It reminds viewers that there was another important September 11th in history, when the U.S. backed coup d’etat in Chile ousted the democratically elected Salvador Allende.
It is the most experimental film in the group.
It exemplifies the City Symphony approach as Prammagiore describes it in her article.
Using the Sept 11th tragedy as a backdrop for their narratives.
Being too experimental and difficult to understand.
Using iconic representations of the tragedy in stereotypical ways.
A sharp disjunction between image and sound.
Emphasize the gap between sound and image tracks in the films.
Present the main character slightly “off centre” but prominently.
Enunciate the “glocal” nature of the films.
Be reflexive, to remind us of the mediated nature of the event.

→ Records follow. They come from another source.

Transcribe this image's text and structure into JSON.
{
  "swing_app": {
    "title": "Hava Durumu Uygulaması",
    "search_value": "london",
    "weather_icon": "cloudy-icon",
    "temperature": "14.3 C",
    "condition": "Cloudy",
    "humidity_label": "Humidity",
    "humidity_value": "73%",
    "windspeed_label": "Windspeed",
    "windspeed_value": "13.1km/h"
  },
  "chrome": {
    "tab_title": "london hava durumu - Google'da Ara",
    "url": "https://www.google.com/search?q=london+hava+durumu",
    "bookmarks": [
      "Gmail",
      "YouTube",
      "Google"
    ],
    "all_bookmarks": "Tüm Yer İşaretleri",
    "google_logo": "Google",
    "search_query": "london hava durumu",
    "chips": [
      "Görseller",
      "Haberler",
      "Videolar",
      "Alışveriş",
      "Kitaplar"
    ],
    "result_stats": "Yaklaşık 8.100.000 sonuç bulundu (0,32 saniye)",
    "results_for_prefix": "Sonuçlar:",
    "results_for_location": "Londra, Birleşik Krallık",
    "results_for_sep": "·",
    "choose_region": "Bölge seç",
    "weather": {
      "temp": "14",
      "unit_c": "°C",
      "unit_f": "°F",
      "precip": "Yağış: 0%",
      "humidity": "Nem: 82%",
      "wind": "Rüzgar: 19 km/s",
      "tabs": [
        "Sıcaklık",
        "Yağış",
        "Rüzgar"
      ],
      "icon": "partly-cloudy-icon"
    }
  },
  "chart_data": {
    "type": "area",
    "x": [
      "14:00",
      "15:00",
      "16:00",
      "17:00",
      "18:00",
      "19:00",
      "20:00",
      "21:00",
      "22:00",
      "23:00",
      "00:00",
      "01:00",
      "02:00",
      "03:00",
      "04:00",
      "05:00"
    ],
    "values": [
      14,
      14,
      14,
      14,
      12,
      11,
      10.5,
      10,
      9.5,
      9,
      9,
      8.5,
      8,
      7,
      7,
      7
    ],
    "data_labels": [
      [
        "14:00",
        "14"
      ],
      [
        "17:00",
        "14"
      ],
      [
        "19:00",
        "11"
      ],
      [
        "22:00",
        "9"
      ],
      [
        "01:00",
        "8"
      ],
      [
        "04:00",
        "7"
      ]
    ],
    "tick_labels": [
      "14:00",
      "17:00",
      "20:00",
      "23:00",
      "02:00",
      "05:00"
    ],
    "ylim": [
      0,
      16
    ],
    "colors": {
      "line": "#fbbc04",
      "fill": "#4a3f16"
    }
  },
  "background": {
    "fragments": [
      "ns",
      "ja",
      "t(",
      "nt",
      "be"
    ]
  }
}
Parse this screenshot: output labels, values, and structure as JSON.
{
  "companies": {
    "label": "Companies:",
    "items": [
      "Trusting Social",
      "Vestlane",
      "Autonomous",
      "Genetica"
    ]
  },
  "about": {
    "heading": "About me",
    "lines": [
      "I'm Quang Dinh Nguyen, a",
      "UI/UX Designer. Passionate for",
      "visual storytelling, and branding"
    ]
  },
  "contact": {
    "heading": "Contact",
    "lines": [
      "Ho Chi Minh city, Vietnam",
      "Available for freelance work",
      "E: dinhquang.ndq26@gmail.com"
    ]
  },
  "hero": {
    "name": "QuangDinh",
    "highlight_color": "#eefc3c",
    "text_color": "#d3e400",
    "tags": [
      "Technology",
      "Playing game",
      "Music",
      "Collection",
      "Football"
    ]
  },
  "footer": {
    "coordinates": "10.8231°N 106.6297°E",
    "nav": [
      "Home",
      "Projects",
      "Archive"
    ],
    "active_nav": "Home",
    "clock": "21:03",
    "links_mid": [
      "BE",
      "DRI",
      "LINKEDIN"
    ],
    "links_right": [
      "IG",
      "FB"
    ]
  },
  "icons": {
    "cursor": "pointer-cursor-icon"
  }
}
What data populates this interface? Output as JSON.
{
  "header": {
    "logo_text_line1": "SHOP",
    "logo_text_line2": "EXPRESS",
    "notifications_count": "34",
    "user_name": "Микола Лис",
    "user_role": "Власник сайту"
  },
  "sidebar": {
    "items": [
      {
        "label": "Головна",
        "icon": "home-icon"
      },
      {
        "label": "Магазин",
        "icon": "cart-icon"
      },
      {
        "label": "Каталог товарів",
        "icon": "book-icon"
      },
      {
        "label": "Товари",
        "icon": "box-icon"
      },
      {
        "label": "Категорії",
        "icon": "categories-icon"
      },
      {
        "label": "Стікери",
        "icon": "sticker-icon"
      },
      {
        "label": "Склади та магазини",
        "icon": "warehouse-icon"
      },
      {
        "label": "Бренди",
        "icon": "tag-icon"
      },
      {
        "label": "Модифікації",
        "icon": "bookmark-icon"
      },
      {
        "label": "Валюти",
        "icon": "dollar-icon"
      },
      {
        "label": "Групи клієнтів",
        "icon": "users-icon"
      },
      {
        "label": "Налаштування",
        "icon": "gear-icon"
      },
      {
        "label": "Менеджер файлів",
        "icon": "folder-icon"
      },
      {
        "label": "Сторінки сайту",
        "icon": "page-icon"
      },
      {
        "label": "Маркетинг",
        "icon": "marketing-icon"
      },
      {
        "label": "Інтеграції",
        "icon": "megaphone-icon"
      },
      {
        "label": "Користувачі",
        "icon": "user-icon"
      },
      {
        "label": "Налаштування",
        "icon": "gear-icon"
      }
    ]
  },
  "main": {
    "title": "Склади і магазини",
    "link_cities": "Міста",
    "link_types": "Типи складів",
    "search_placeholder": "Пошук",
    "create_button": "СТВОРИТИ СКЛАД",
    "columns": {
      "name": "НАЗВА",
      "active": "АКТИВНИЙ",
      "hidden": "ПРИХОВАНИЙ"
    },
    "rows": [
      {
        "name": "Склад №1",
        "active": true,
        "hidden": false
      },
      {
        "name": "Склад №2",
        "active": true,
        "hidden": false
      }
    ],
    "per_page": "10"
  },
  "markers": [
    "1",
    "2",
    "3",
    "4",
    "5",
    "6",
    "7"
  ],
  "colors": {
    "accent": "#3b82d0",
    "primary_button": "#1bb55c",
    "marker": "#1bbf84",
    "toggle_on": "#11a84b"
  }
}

Narratives with or without closure.
Realism and formalism respectively.
Composition that draws attention “off-screen” or “on screen.”
The use of different grounds to achieve or restrict depth of field.
All of the above.
Ideology in general
Each film is loyal to its country’s official ideology.
The Bubble relies on stereotypes while Paradise Now subverts them.
The Bubble ironically is more critical of Israel’s policies in the West Bank than Paradise Now.
Paradise Now is sympathetic to suicide operations while The Bubble is critical of them.
The way censorship works to limit freedom of expression.
The way self-representation allows for diverse images of the same reality.
The difference between first and third cinema.
The problems with self-censorship.
Orientalizing perceptions about Israel and the Middle East (as seen in the architecture of the arches).
Stereotypes of American tourists (as loud, obnoxious, etc).
Ideological blind spots in the American public vis-à-vis Israel-America relations.
A parody of anti-Semitic stereotypes.
Uses the mise-en-scene of melodrama.
Uses pre-digested generic codes of political thriller.
Aligns itself with anti-colonial critique.
Is a subversive alternative to all of the above.
Violent anti-colonial struggle becomes as oppressive as colonialism.
Anti-colonial resistance is a direct response to colonial aggression.
There is an economy of spectacular violence in the Middle East.
It is poverty and not religious fanaticism that leads to suicide operations.
Present Sa’id and Khaled as innocent victims.
Humanize subjects that are traditionally demonized by mainstream media.
All of the above
Its reference to DaVinci’s painting.
It can only be understood by media literate people.
It works primarily for one audience group, and not others.
It is a mise-en-abyme.